Hallux rigidus is the clinical name given to degenerative arthritis of the big toe joint (1st metatarsophalangeal joint).
It is a common form of osteoarthritis of the foot, affecting 10% of people aged 20-34 years and up to 44% of people over the age of 80 years. Females typically are more commonly affected than males.
Hallux rigidus often presents with osteophytic spurring around the 1st MTP joint and is commonly confused with hallux valgus, otherwise known as a bunion. It is important to recognise that these conditions are completely different and as such have a different diagnostic workup and treatment pathway.
The underlying cause of hallux rigidus is considered to be multifactorial in nature. A level of degenerative joint change and subsequent articular cartilage loss characterises the main pathophysiological changes seen in hallux rigidus.
Some common risk factors that predispose to hallux rigidus include:
- History of acute trauma (fracture/stubbing the toe/dropping something on the joint)
- Repetitive microtrauma (inappropriate footwear/individual biomechanics)
- Age-related changes
- Hereditary predisposition
- Inflammatory arthritis conditions (eg Rheumatoid arthritis)
Hallux rigidus can present as pain around the big toe joint when walking, climbing stairs and pushing off the toe joint, with stiffness and difficulty bending the joint commonly present. The joint may appear larger and aggravated with characteristic spurring/bone formation known as osteophytes present around the joint.

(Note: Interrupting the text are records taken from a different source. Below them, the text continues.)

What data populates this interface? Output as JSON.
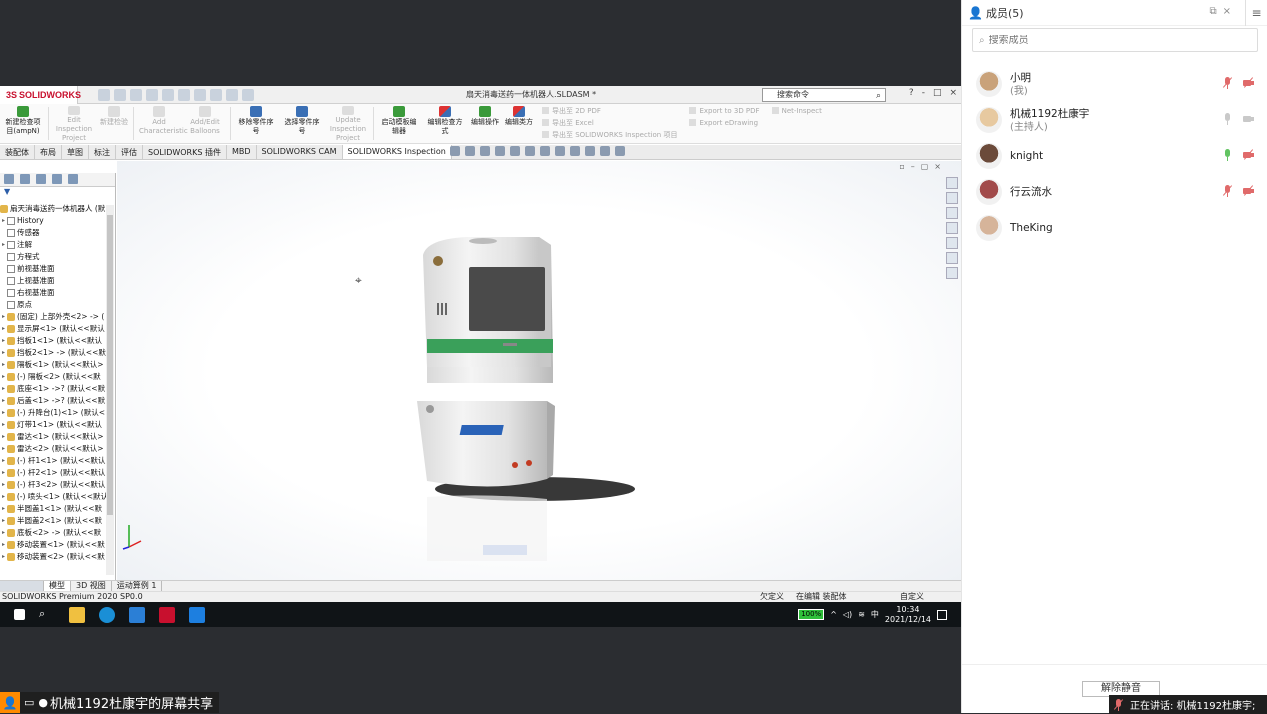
{
  "solidworks": {
    "logo_text": "SOLIDWORKS",
    "doc_title": "扇天消毒送药一体机器人.SLDASM *",
    "search_placeholder": "搜索命令",
    "window_controls": [
      "?",
      "-",
      "□",
      "×"
    ],
    "ribbon": [
      {
        "label": "新建检查项目(ampN)",
        "enabled": true,
        "color": "green"
      },
      {
        "label": "Edit Inspection Project",
        "enabled": false
      },
      {
        "label": "新建检验",
        "enabled": false
      },
      {
        "label": "Add Characteristic",
        "enabled": false
      },
      {
        "label": "Add/Edit Balloons",
        "enabled": false
      },
      {
        "label": "移除零件序号",
        "enabled": true,
        "color": "blue"
      },
      {
        "label": "选择零件序号",
        "enabled": true,
        "color": "blue"
      },
      {
        "label": "Update Inspection Project",
        "enabled": false
      },
      {
        "label": "启动模板编辑器",
        "enabled": true,
        "color": "green"
      },
      {
        "label": "编辑检查方式",
        "enabled": true,
        "color": "mix"
      },
      {
        "label": "编辑操作",
        "enabled": true,
        "color": "green"
      },
      {
        "label": "编辑类方",
        "enabled": true,
        "color": "mix"
      }
    ],
    "ribbon_exports_1": [
      "导出至 2D PDF",
      "导出至 Excel",
      "导出至 SOLIDWORKS Inspection 项目"
    ],
    "ribbon_exports_2": [
      "Export to 3D PDF",
      "Export eDrawing"
    ],
    "ribbon_net_inspect": "Net-Inspect",
    "tabs": [
      "装配体",
      "布局",
      "草图",
      "标注",
      "评估",
      "SOLIDWORKS 插件",
      "MBD",
      "SOLIDWORKS CAM",
      "SOLIDWORKS Inspection"
    ],
    "active_tab": "SOLIDWORKS Inspection",
    "tree": {
      "filter_icon": "funnel-icon",
      "root": "扇天消毒送药一体机器人 (默",
      "items": [
        {
          "label": "History",
          "icon": "doc",
          "arrow": "▸"
        },
        {
          "label": "传感器",
          "icon": "doc",
          "arrow": ""
        },
        {
          "label": "注解",
          "icon": "doc",
          "arrow": "▸"
        },
        {
          "label": "方程式",
          "icon": "doc",
          "arrow": ""
        },
        {
          "label": "前视基准面",
          "icon": "doc",
          "arrow": ""
        },
        {
          "label": "上视基准面",
          "icon": "doc",
          "arrow": ""
        },
        {
          "label": "右视基准面",
          "icon": "doc",
          "arrow": ""
        },
        {
          "label": "原点",
          "icon": "doc",
          "arrow": ""
        },
        {
          "label": "(固定) 上部外壳<2> -> (",
          "icon": "part",
          "arrow": "▸"
        },
        {
          "label": "显示屏<1> (默认<<默认",
          "icon": "part",
          "arrow": "▸"
        },
        {
          "label": "挡板1<1> (默认<<默认",
          "icon": "part",
          "arrow": "▸"
        },
        {
          "label": "挡板2<1> -> (默认<<默",
          "icon": "part",
          "arrow": "▸"
        },
        {
          "label": "隔板<1> (默认<<默认>",
          "icon": "part",
          "arrow": "▸"
        },
        {
          "label": "(-) 隔板<2> (默认<<默",
          "icon": "part",
          "arrow": "▸"
        },
        {
          "label": "底座<1> ->? (默认<<默",
          "icon": "part",
          "arrow": "▸"
        },
        {
          "label": "后盖<1> ->? (默认<<默",
          "icon": "part",
          "arrow": "▸"
        },
        {
          "label": "(-) 升降台(1)<1> (默认<",
          "icon": "part",
          "arrow": "▸"
        },
        {
          "label": "灯带1<1> (默认<<默认",
          "icon": "part",
          "arrow": "▸"
        },
        {
          "label": "雷达<1> (默认<<默认>",
          "icon": "part",
          "arrow": "▸"
        },
        {
          "label": "雷达<2> (默认<<默认>",
          "icon": "part",
          "arrow": "▸"
        },
        {
          "label": "(-) 杆1<1> (默认<<默认",
          "icon": "part",
          "arrow": "▸"
        },
        {
          "label": "(-) 杆2<1> (默认<<默认",
          "icon": "part",
          "arrow": "▸"
        },
        {
          "label": "(-) 杆3<2> (默认<<默认",
          "icon": "part",
          "arrow": "▸"
        },
        {
          "label": "(-) 喷头<1> (默认<<默认",
          "icon": "part",
          "arrow": "▸"
        },
        {
          "label": "半圆盖1<1> (默认<<默",
          "icon": "part",
          "arrow": "▸"
        },
        {
          "label": "半圆盖2<1> (默认<<默",
          "icon": "part",
          "arrow": "▸"
        },
        {
          "label": "底板<2> -> (默认<<默",
          "icon": "part",
          "arrow": "▸"
        },
        {
          "label": "移动装置<1> (默认<<默",
          "icon": "part",
          "arrow": "▸"
        },
        {
          "label": "移动装置<2> (默认<<默",
          "icon": "part",
          "arrow": "▸"
        }
      ]
    },
    "bottom_tabs": [
      "模型",
      "3D 视图",
      "运动算例 1"
    ],
    "active_bottom_tab": "模型",
    "status_left": "SOLIDWORKS Premium 2020 SP0.0",
    "status_right": [
      "欠定义",
      "在编辑 装配体"
    ],
    "status_custom": "自定义"
  },
  "taskbar": {
    "battery": "100%",
    "ime": "中",
    "time": "10:34",
    "date": "2021/12/14"
  },
  "share_label": "机械1192杜康宇的屏幕共享",
  "panel": {
    "title": "成员(5)",
    "search_placeholder": "搜索成员",
    "members": [
      {
        "name": "小明",
        "sub": "(我)",
        "avatar": "#c9a27a",
        "mic": "muted",
        "cam": "muted"
      },
      {
        "name": "机械1192杜康宇",
        "sub": "(主持人)",
        "avatar": "#e7c9a0",
        "mic": "grey",
        "cam": "grey"
      },
      {
        "name": "knight",
        "sub": "",
        "avatar": "#6b4a3a",
        "mic": "green",
        "cam": "muted"
      },
      {
        "name": "行云流水",
        "sub": "",
        "avatar": "#a24b4b",
        "mic": "muted",
        "cam": "muted"
      },
      {
        "name": "TheKing",
        "sub": "",
        "avatar": "#d6b49a",
        "mic": "",
        "cam": ""
      }
    ],
    "unmute_label": "解除静音",
    "speaking_label": "正在讲话: 机械1192杜康宇;"
  }
}
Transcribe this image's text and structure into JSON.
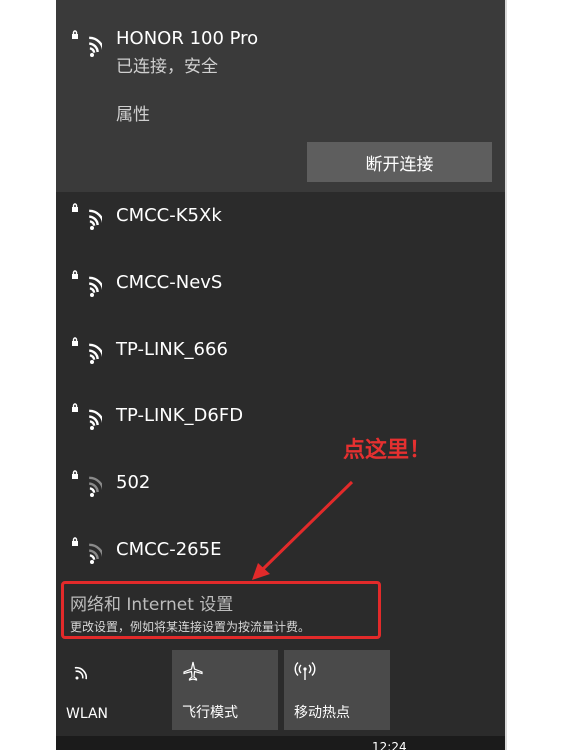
{
  "connected_network": {
    "name": "HONOR 100 Pro",
    "status": "已连接，安全",
    "properties_label": "属性",
    "disconnect_label": "断开连接"
  },
  "networks": [
    {
      "name": "CMCC-K5Xk",
      "icon": "wifi-secured-icon"
    },
    {
      "name": "CMCC-NevS",
      "icon": "wifi-secured-icon"
    },
    {
      "name": "TP-LINK_666",
      "icon": "wifi-secured-icon"
    },
    {
      "name": "TP-LINK_D6FD",
      "icon": "wifi-secured-icon"
    },
    {
      "name": "502",
      "icon": "wifi-secured-weak-icon"
    },
    {
      "name": "CMCC-265E",
      "icon": "wifi-secured-weak-icon"
    }
  ],
  "network_settings": {
    "title": "网络和 Internet 设置",
    "description": "更改设置，例如将某连接设置为按流量计费。"
  },
  "quick_actions": [
    {
      "label": "WLAN",
      "icon": "wifi-icon",
      "active": true
    },
    {
      "label": "飞行模式",
      "icon": "airplane-icon",
      "active": false
    },
    {
      "label": "移动热点",
      "icon": "hotspot-icon",
      "active": false
    }
  ],
  "taskbar": {
    "time": "12:24"
  },
  "annotation": {
    "text": "点这里！",
    "color": "#e53030"
  },
  "colors": {
    "panel_bg": "#2b2b2b",
    "connected_bg": "#3a3a3a",
    "button_bg": "#5e5e5e",
    "tile_active_bg": "#2b2b2b",
    "tile_inactive_bg": "#4a4a4a",
    "highlight": "#e22a2a"
  }
}
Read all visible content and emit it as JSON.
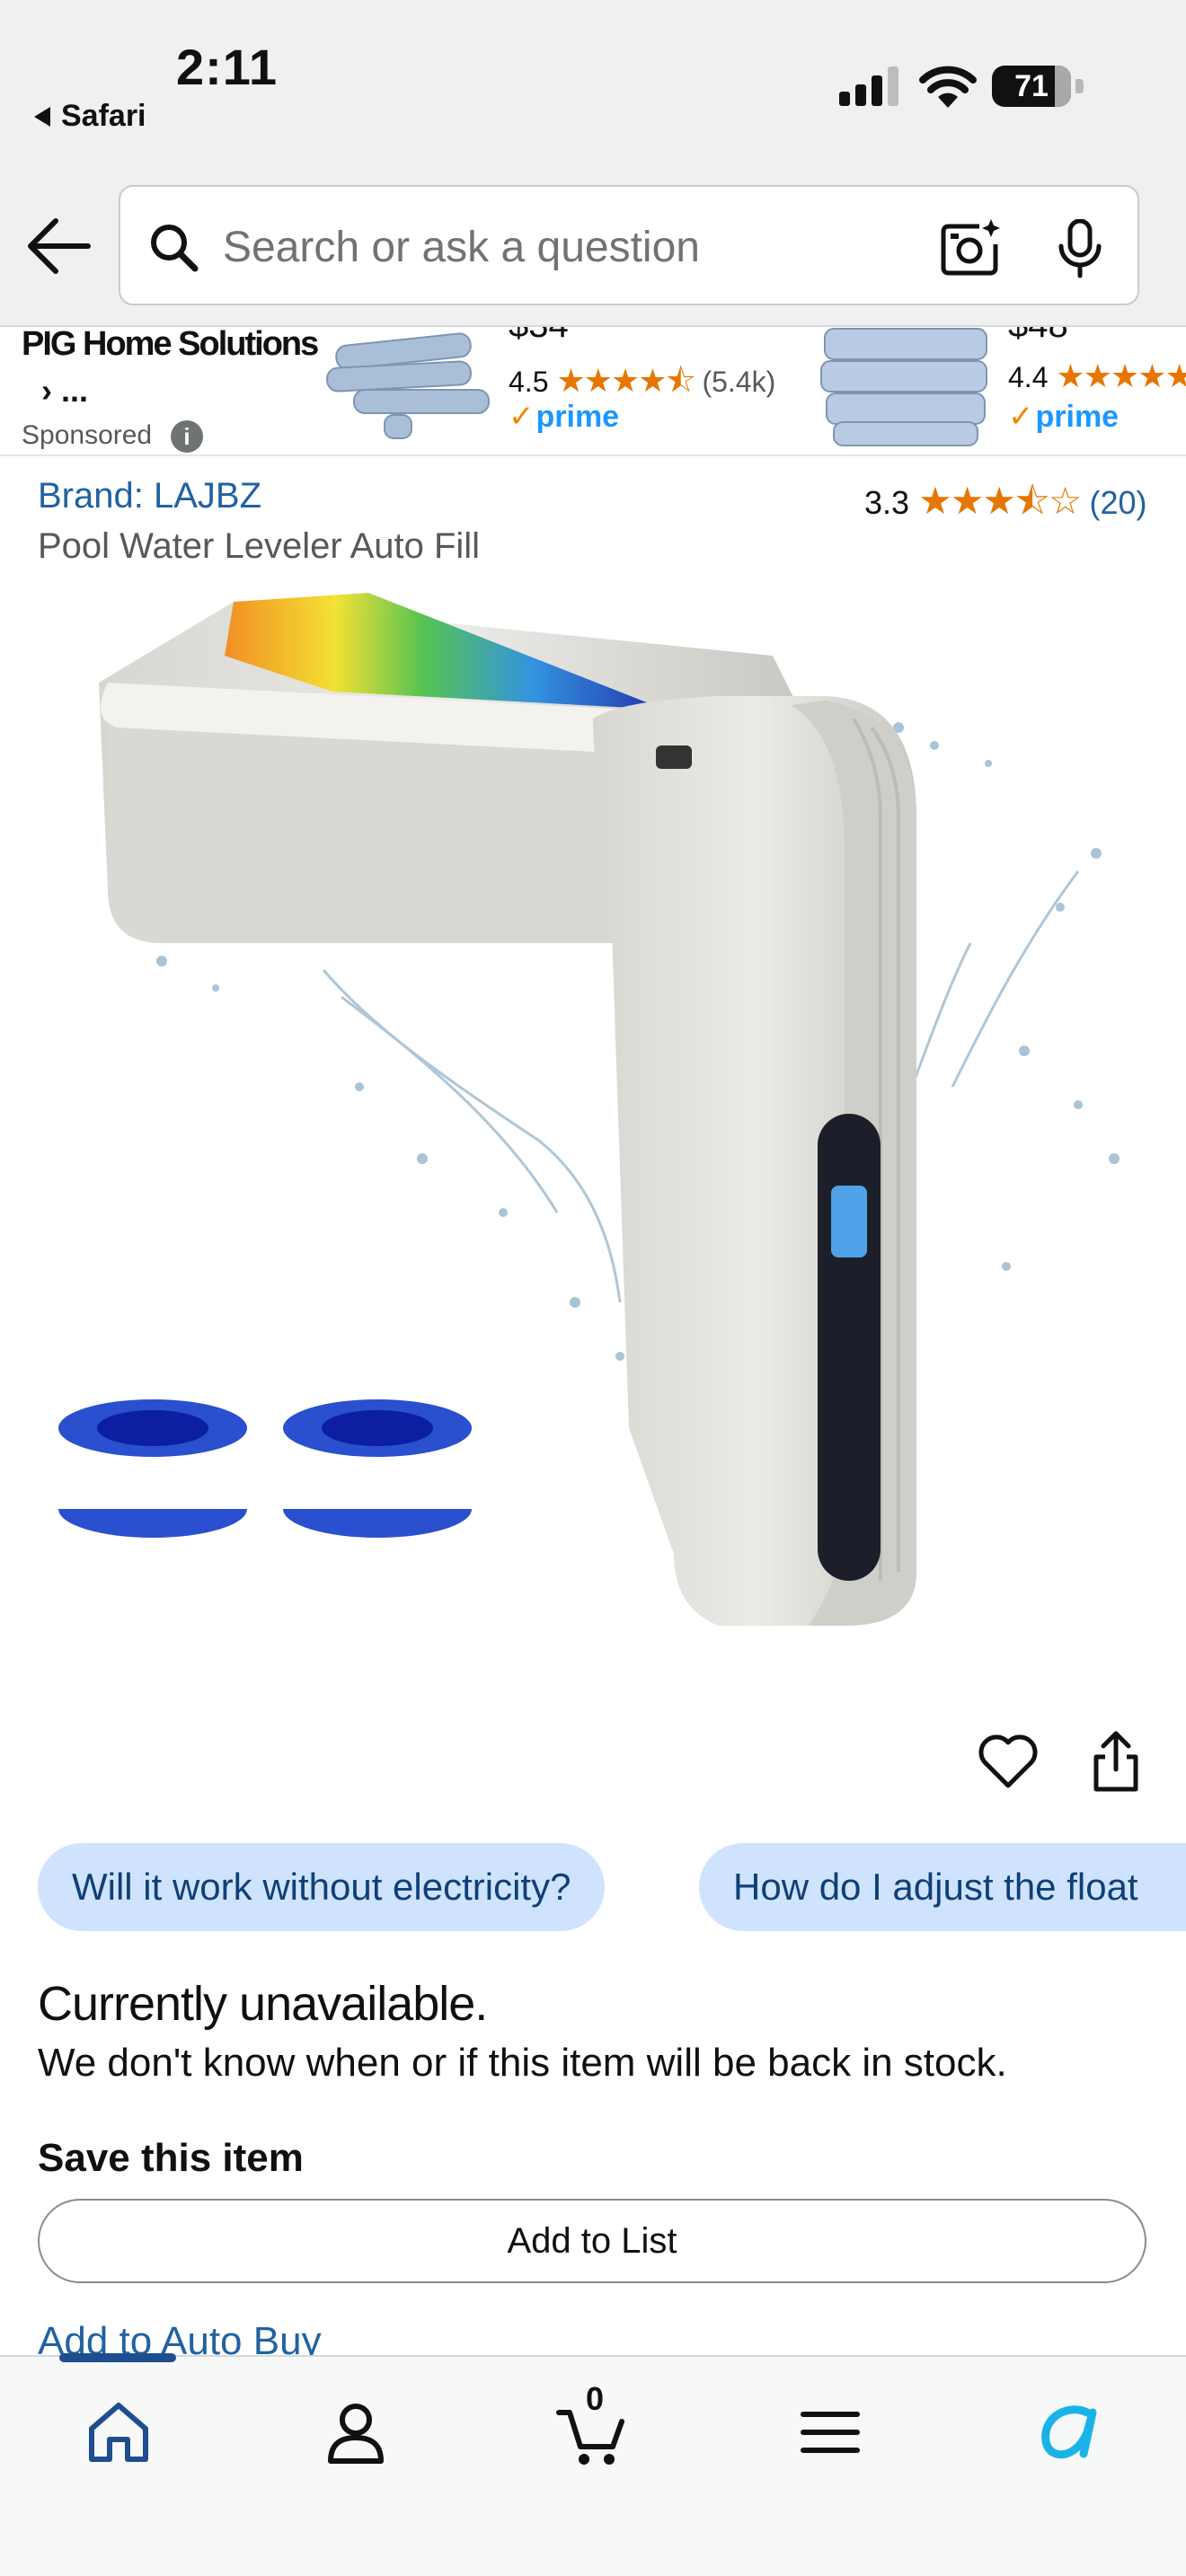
{
  "status_bar": {
    "time": "2:11",
    "back_app": "Safari",
    "battery": "71"
  },
  "search": {
    "placeholder": "Search or ask a question"
  },
  "sponsored": {
    "brand": "PIG Home Solutions",
    "brand_more": "› ...",
    "label": "Sponsored",
    "info_icon": "i",
    "ads": [
      {
        "price_fragment": "$34",
        "rating": "4.5",
        "stars": "★★★★⯪",
        "count": "(5.4k)",
        "prime": "prime"
      },
      {
        "price_fragment": "$48",
        "rating": "4.4",
        "stars": "★★★★★",
        "count": "",
        "prime": "prime"
      }
    ]
  },
  "product": {
    "brand_link": "Brand: LAJBZ",
    "rating": "3.3",
    "stars": "★★★⯪☆",
    "rating_count": "(20)",
    "title": "Pool Water Leveler Auto Fill"
  },
  "chips": [
    "Will it work without electricity?",
    "How do I adjust the float"
  ],
  "availability": {
    "headline": "Currently unavailable.",
    "message": "We don't know when or if this item will be back in stock."
  },
  "save": {
    "title": "Save this item",
    "add_to_list": "Add to List",
    "auto_buy": "Add to Auto Buy"
  },
  "tabbar": {
    "cart_count": "0"
  },
  "icons": [
    "back-arrow-icon",
    "search-icon",
    "camera-icon",
    "mic-icon",
    "heart-icon",
    "share-icon",
    "home-icon",
    "account-icon",
    "cart-icon",
    "menu-icon",
    "rufus-icon"
  ],
  "colors": {
    "link": "#2162a1",
    "star": "#e77600",
    "prime": "#1a98ff",
    "chip_bg": "#cfe3ff"
  }
}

In most cases your Sports Podiatrist will be able to diagnose hallux rigidus based on clinical signs and symptoms and a physical examination. Often plain film x-rays will be used to assess the level of degenerative change to the joint.
In the below pictures varying degrees of degenerative arthritis are depicted in association with hallux rigidus, with a relatively normal 1st MTP joint noted in Figure A, progressing to severe arthrosis in Figure C.
The Eastern Foot Care Sports Podiatrists at Ringwood and Knox are able to offer a number of non-surgical and conservative management strategies which aim to decrease symptoms and slow the progression of hallux rigidus. Some of these include:
- Footwear advice/education and in some instances modification to existing footwear
- Foot orthoses/specialised shoe inserts
- Education regarding pain management strategies
- Physical therapy modalities like joint mobilisation/manipulation
- Exercise programs to facilitate healthy joint movement and limit pain